> [HOW TO COMPLETE THIS TASK] Lines of the data that contain the word "Queensland" are the ones to copy.

> [RECORDS TO PROCESS]
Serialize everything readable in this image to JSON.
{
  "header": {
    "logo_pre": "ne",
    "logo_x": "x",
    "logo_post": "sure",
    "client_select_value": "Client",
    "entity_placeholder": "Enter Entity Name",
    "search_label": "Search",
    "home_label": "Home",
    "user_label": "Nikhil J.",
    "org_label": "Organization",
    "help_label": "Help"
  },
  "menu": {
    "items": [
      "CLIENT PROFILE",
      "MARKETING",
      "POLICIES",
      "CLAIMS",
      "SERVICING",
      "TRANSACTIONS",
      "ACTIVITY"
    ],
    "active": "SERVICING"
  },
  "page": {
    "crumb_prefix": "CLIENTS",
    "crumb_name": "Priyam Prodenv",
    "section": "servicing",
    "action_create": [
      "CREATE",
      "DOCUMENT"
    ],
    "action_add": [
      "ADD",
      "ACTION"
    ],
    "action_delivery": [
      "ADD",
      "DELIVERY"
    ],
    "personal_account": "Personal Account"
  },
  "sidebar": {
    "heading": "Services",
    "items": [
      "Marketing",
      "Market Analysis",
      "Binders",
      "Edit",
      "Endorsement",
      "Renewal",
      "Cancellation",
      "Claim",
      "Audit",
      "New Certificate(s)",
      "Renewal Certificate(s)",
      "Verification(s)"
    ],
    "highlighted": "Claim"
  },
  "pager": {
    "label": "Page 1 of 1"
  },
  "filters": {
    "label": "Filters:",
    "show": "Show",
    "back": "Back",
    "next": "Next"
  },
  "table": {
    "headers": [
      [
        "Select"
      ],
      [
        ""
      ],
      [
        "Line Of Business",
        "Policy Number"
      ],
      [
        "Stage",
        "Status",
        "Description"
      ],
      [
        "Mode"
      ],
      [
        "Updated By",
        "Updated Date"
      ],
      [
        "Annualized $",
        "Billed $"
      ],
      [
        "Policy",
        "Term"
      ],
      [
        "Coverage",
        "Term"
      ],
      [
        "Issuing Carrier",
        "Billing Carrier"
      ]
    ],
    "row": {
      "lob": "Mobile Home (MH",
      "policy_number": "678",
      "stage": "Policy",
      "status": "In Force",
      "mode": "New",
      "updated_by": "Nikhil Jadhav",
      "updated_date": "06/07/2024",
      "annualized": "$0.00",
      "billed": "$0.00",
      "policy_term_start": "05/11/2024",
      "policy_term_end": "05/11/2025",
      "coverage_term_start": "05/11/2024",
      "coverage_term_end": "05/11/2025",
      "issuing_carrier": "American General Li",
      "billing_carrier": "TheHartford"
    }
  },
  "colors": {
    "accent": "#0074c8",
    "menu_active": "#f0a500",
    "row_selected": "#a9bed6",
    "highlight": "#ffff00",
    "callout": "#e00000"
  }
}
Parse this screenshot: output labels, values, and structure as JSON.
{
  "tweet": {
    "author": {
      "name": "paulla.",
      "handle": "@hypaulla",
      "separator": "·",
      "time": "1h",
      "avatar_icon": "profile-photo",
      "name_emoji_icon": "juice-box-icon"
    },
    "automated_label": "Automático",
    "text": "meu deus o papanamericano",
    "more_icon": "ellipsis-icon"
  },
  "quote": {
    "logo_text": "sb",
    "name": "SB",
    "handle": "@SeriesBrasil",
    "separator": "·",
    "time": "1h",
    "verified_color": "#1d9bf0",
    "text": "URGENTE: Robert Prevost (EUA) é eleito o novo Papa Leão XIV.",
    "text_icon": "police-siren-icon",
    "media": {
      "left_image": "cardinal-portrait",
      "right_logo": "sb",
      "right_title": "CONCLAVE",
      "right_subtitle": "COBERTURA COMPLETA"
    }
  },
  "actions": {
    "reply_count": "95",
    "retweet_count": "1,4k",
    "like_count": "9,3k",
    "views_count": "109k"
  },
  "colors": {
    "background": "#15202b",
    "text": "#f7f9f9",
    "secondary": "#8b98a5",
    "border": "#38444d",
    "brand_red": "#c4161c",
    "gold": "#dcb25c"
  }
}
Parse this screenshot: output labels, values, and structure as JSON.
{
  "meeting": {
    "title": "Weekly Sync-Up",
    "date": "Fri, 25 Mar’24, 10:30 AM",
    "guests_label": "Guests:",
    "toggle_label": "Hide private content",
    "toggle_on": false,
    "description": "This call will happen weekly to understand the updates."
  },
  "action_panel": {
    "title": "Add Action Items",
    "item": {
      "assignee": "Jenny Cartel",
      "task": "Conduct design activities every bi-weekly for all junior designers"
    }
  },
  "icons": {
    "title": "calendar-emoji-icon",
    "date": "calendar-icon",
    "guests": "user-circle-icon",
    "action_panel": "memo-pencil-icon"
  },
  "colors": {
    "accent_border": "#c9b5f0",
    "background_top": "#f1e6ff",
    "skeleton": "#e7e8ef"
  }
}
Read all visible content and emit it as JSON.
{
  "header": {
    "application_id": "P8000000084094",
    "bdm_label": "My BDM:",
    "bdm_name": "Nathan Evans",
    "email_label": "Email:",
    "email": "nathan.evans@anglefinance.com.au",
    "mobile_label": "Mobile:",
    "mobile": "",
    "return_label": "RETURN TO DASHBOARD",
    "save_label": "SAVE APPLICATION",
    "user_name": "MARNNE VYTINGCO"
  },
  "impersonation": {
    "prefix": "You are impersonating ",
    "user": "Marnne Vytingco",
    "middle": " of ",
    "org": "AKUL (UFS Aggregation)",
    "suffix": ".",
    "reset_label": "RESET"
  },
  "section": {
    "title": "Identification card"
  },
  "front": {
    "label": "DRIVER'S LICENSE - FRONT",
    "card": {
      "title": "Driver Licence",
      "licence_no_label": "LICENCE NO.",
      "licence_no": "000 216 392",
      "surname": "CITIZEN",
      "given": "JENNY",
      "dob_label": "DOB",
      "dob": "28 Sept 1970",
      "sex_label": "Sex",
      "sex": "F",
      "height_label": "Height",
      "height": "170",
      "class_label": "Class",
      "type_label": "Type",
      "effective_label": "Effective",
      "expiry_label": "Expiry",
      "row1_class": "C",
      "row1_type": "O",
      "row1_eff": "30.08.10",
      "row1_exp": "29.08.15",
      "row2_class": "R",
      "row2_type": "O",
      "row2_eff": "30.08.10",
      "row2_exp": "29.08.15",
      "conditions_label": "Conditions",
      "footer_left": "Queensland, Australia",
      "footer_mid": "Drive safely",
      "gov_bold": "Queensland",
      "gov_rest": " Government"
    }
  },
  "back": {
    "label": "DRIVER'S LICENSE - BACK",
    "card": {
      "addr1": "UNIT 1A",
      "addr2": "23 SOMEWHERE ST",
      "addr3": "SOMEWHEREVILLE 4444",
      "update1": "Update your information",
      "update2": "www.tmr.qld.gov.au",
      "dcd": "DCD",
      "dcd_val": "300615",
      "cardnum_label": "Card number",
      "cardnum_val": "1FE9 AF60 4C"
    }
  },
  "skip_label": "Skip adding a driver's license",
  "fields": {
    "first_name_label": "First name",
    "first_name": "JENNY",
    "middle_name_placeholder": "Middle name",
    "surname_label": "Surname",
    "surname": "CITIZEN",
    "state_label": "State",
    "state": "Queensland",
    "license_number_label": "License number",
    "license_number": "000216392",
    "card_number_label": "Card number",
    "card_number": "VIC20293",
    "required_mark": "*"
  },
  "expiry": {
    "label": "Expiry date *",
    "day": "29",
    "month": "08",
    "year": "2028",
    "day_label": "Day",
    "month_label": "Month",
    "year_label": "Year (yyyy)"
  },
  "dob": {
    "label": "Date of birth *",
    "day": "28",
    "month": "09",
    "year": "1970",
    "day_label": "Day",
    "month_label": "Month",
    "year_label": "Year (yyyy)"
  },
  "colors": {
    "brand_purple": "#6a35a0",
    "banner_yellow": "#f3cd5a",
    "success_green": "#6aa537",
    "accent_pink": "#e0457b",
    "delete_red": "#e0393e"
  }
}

> [EXERCISE RESULT]
      "footer_left": "Queensland, Australia",
      "gov_bold": "Queensland",
    "state": "Queensland",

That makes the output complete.